I arrived home from Occupy Wall Street exhausted but exhilarated. I was delighted to find that our fledgling Occupy Nevada County was organizing new working groups and expanding its outreach into the community. I rested for a day or so, then got to work, writing, attending meetings, demonstrating, organizing, and speaking publicly about my time in New York.
A high point was a “Move to Amend” public gathering on November 9 that I had organized before I left, focused on amending the constitution to abolish corporate personhood and overturn the Supreme Court’s Citizens United decision, which allows unlimited corporate funds to flow into election campaigns. The gathering was co-sponsored by several local groups, coordinated with national groups, and held simultaneously with over 200 similar gatherings around the country. The campaign is ongoing (see movetoamend.org.) A great short film about this issue is “Citizens United vs. the FEC” (at www.youtube.com/watch?v=k5kHACjrdEY).

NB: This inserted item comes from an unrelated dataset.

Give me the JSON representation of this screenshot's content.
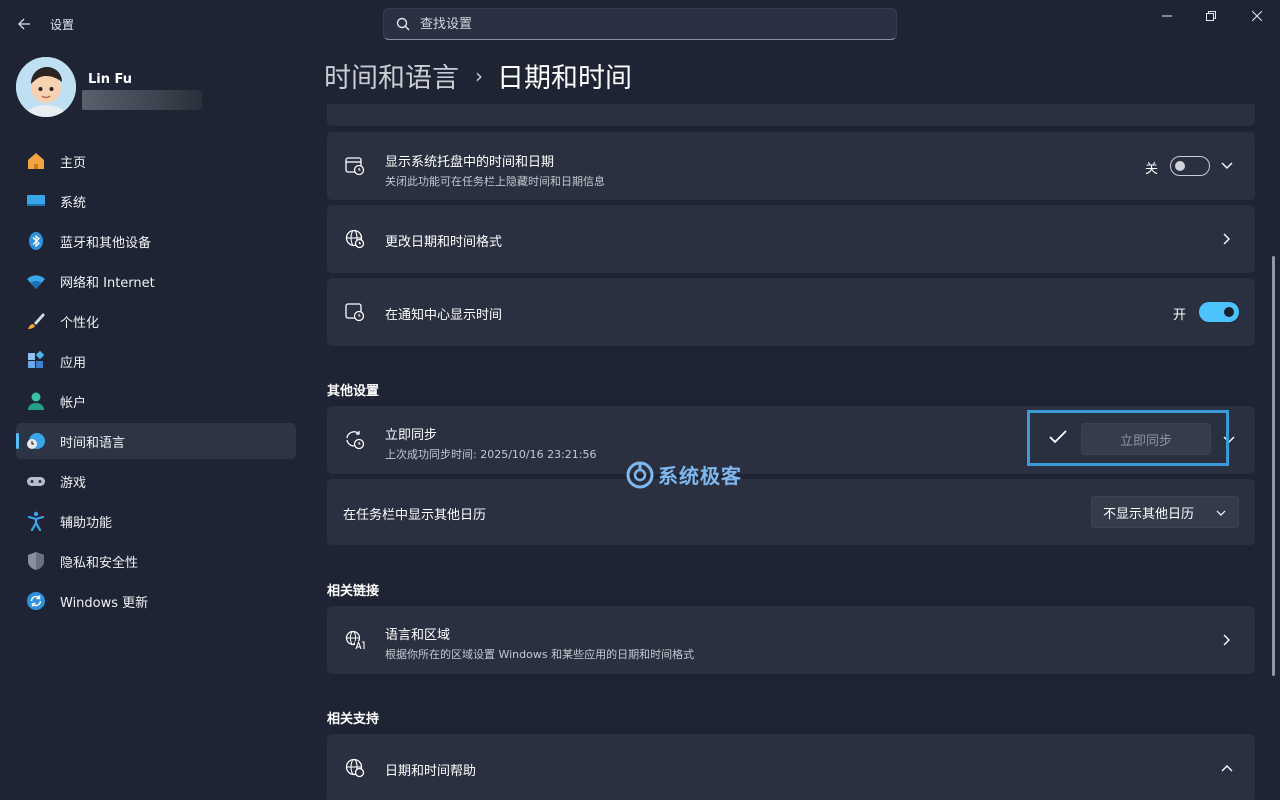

So now, it’s back to balance, to continuing those practices that enable me to stay grounded and follow the leading of the Spirit moment by moment. It’s challenging, with family commitments and holidays coming, deadlines for articles, and a seemingly endless array of opportunities to contribute to the growing momentum of the movement for radical political, social, and economic change.
Many of us have been working on various social and environmental issues for years, making connections between issues (just follow the money), but only to see the overall situation getting worse and worse. But now, it’s as if a “Great Awakening” is taking place, with people waking up to the extremity of our situation. The Occupy Wall Street movement has flipped a switch, turned on the light, awakened people not only to the insanity and destructiveness of the current system, but also to the “power of the people” to change the conversation and to rise up together to call for justice. I am immersing myself in this movement, offering what I can and learning what I can. This is no time to sit on the sidelines—there is too much at stake, by every measure. And at last there is an energetic, grassroots, hope-filled movement made up of autonomous groups in various locales rising up spontaneously around the world.
Working to build a strong local Occupy movement is not as exciting or dramatic as a two-week immersion experience in New York, but it seems necessary, fulfilling, and real. What great new friends I am making. Some I have known before, some I have not, but we are mutually engaged in community building and organizing through direct democracy in new ways.
I find the Occupy movement to be filled with inspiration and hope for global transformation. I see God working through this movement in our time. Surely the Love that brought the Universe into existence is pulling for us, drawing us into a future that is peaceful, just, and sustainable, where mutual caring replaces greed and exploitation, where global cooperation replaces systems of domination and violence, where protection of ecosystems and species replaces the degradation of the natural world. May it be so, and may I be so fortunate as to participate in its coming.